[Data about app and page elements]
* * *
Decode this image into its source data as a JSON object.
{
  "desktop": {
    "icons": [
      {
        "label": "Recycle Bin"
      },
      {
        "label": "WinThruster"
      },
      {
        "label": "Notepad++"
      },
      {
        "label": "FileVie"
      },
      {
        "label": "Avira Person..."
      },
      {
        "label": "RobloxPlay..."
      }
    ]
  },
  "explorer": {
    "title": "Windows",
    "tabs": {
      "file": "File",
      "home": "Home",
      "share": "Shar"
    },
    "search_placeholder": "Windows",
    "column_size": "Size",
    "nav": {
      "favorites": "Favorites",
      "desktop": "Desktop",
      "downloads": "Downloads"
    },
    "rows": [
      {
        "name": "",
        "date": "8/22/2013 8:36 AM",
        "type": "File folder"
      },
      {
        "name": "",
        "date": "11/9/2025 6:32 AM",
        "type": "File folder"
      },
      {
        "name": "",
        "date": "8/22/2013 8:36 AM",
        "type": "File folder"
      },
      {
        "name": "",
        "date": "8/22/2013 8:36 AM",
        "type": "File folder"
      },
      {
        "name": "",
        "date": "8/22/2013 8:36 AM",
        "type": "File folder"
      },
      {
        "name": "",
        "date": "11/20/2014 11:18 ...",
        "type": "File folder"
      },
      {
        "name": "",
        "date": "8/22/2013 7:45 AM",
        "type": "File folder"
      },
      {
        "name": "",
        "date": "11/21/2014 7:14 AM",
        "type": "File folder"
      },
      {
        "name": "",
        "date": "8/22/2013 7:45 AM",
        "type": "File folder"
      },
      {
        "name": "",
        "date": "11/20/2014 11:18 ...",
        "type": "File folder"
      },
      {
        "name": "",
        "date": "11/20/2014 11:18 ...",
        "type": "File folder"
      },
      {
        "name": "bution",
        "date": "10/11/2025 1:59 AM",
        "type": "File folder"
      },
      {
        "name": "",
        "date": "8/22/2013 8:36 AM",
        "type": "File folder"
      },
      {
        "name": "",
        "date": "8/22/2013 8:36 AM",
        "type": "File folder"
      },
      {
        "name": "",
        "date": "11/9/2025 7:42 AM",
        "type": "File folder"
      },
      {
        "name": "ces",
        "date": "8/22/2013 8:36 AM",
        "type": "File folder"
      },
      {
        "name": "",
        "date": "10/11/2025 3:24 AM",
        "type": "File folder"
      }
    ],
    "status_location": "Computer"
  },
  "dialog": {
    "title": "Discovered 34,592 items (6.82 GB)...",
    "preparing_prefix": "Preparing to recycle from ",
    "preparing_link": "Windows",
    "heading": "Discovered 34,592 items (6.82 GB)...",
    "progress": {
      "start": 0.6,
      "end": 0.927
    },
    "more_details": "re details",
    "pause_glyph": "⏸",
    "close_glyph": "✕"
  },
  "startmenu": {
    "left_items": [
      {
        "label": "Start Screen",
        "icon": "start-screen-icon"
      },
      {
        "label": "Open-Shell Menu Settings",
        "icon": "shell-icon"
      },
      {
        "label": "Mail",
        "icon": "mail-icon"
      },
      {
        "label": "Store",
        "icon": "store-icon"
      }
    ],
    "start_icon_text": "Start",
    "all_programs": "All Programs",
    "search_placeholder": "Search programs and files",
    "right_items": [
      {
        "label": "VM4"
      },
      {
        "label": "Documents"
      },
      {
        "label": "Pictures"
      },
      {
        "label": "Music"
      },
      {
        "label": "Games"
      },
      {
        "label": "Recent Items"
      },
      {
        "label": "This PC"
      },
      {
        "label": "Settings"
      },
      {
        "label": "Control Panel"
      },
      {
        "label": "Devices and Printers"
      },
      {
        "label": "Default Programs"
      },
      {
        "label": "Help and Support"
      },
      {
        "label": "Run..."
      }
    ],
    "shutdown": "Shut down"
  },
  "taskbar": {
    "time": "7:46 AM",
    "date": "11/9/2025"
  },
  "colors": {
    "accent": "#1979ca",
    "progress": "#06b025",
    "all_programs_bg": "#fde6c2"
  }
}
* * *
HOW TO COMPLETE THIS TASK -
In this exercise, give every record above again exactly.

WRITTEN ANSWER -
Decode this image into its source data as a JSON object.
{
  "desktop": {
    "icons": [
      {
        "label": "Recycle Bin"
      },
      {
        "label": "WinThruster"
      },
      {
        "label": "Notepad++"
      },
      {
        "label": "FileVie"
      },
      {
        "label": "Avira Person..."
      },
      {
        "label": "RobloxPlay..."
      }
    ]
  },
  "explorer": {
    "title": "Windows",
    "tabs": {
      "file": "File",
      "home": "Home",
      "share": "Shar"
    },
    "search_placeholder": "Windows",
    "column_size": "Size",
    "nav": {
      "favorites": "Favorites",
      "desktop": "Desktop",
      "downloads": "Downloads"
    },
    "rows": [
      {
        "name": "",
        "date": "8/22/2013 8:36 AM",
        "type": "File folder"
      },
      {
        "name": "",
        "date": "11/9/2025 6:32 AM",
        "type": "File folder"
      },
      {
        "name": "",
        "date": "8/22/2013 8:36 AM",
        "type": "File folder"
      },
      {
        "name": "",
        "date": "8/22/2013 8:36 AM",
        "type": "File folder"
      },
      {
        "name": "",
        "date": "8/22/2013 8:36 AM",
        "type": "File folder"
      },
      {
        "name": "",
        "date": "11/20/2014 11:18 ...",
        "type": "File folder"
      },
      {
        "name": "",
        "date": "8/22/2013 7:45 AM",
        "type": "File folder"
      },
      {
        "name": "",
        "date": "11/21/2014 7:14 AM",
        "type": "File folder"
      },
      {
        "name": "",
        "date": "8/22/2013 7:45 AM",
        "type": "File folder"
      },
      {
        "name": "",
        "date": "11/20/2014 11:18 ...",
        "type": "File folder"
      },
      {
        "name": "",
        "date": "11/20/2014 11:18 ...",
        "type": "File folder"
      },
      {
        "name": "bution",
        "date": "10/11/2025 1:59 AM",
        "type": "File folder"
      },
      {
        "name": "",
        "date": "8/22/2013 8:36 AM",
        "type": "File folder"
      },
      {
        "name": "",
        "date": "8/22/2013 8:36 AM",
        "type": "File folder"
      },
      {
        "name": "",
        "date": "11/9/2025 7:42 AM",
        "type": "File folder"
      },
      {
        "name": "ces",
        "date": "8/22/2013 8:36 AM",
        "type": "File folder"
      },
      {
        "name": "",
        "date": "10/11/2025 3:24 AM",
        "type": "File folder"
      }
    ],
    "status_location": "Computer"
  },
  "dialog": {
    "title": "Discovered 34,592 items (6.82 GB)...",
    "preparing_prefix": "Preparing to recycle from ",
    "preparing_link": "Windows",
    "heading": "Discovered 34,592 items (6.82 GB)...",
    "progress": {
      "start": 0.6,
      "end": 0.927
    },
    "more_details": "re details",
    "pause_glyph": "⏸",
    "close_glyph": "✕"
  },
  "startmenu": {
    "left_items": [
      {
        "label": "Start Screen",
        "icon": "start-screen-icon"
      },
      {
        "label": "Open-Shell Menu Settings",
        "icon": "shell-icon"
      },
      {
        "label": "Mail",
        "icon": "mail-icon"
      },
      {
        "label": "Store",
        "icon": "store-icon"
      }
    ],
    "start_icon_text": "Start",
    "all_programs": "All Programs",
    "search_placeholder": "Search programs and files",
    "right_items": [
      {
        "label": "VM4"
      },
      {
        "label": "Documents"
      },
      {
        "label": "Pictures"
      },
      {
        "label": "Music"
      },
      {
        "label": "Games"
      },
      {
        "label": "Recent Items"
      },
      {
        "label": "This PC"
      },
      {
        "label": "Settings"
      },
      {
        "label": "Control Panel"
      },
      {
        "label": "Devices and Printers"
      },
      {
        "label": "Default Programs"
      },
      {
        "label": "Help and Support"
      },
      {
        "label": "Run..."
      }
    ],
    "shutdown": "Shut down"
  },
  "taskbar": {
    "time": "7:46 AM",
    "date": "11/9/2025"
  },
  "colors": {
    "accent": "#1979ca",
    "progress": "#06b025",
    "all_programs_bg": "#fde6c2"
  }
}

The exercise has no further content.